I was a Cur and lived on the street.
Running and hiding, I'd make my retreat.
Eating when hungry was a sweet luxury
But more often than not, it wasn't me.
My ribs pushed through my aged skin,
I didn't realize the trouble I was in.
Then one day, out of the blue
I met a person; not someone I knew.
She took me home on that very day,
Giving me a bath; washing the dirt away.
Having a home and loving company
I knew at last, that I was now free.
I had bladder cancer and was treated so,
That in my mind, I was cancer free.
A follow up procedure a week ago,
Found new growth.
Surgery, will soon be here, no hurry.
My Dr. told me not to worry.
This is my second operation, in a year
And I would like this cancer to disappear.
Am I worried?
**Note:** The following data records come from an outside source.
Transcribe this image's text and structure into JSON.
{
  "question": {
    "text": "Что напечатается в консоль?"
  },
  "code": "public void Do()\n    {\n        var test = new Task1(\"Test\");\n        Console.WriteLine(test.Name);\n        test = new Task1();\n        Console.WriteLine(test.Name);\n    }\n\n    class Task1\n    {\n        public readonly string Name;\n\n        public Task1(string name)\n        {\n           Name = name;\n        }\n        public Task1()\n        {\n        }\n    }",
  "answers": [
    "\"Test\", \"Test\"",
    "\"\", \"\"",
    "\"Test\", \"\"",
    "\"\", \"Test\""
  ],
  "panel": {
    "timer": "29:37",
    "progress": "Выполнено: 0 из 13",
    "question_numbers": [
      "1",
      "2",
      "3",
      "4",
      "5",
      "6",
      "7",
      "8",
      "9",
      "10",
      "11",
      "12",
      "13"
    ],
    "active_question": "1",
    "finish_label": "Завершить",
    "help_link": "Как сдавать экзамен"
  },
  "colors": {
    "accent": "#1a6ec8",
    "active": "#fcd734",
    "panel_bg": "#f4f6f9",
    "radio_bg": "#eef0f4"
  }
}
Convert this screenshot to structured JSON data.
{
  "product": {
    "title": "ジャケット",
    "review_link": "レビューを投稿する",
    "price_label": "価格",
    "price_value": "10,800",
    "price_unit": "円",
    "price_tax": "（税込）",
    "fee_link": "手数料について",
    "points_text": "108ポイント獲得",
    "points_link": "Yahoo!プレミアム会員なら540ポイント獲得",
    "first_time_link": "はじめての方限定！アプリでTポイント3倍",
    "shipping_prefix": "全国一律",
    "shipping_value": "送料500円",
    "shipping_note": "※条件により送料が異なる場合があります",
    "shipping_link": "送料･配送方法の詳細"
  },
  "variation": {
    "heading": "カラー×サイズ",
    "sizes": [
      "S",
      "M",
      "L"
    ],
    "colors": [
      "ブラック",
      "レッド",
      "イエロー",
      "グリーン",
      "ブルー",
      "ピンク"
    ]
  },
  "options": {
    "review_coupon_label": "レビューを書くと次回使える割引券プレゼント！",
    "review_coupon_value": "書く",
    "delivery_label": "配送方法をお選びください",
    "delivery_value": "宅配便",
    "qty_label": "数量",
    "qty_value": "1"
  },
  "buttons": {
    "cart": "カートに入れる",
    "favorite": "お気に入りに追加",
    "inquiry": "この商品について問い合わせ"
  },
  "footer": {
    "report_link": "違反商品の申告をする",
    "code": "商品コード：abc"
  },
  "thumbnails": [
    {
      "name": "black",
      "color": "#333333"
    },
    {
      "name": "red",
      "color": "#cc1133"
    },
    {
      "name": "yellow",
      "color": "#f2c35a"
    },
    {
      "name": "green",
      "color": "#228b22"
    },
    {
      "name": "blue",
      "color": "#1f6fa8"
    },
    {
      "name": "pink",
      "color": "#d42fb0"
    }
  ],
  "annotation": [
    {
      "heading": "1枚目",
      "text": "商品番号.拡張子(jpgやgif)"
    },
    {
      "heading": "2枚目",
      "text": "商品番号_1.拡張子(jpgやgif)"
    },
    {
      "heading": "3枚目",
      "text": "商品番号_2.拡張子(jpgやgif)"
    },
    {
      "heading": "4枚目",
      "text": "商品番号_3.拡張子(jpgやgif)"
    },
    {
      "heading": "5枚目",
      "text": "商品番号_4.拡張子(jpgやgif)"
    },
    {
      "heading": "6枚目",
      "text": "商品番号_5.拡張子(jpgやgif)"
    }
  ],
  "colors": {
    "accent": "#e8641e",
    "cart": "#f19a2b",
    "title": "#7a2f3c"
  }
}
I say probably so,
But I have other things, I must do
To stay here and look after you.
A right of passage, it was then
To get up early, don your gear,
Get in the car, for dawn is near.
The first day of stream fishing, this year.
We went up the Menashtash Creek, I recall
The water gurgling on rock and stone.
It was quiet, for we were alone.
The ice had formed on the stream edge,
Best fishing then, the first of the season,
No worms or lures, no given reason.
Bait up the hook, cast in the pool,
That was the method and it was cool,
For you as a boy, whose passion to fish,
Was the great fulfillment of his only wish.
Limited out, on this opening day,
Fresh trout on the menu, in early May.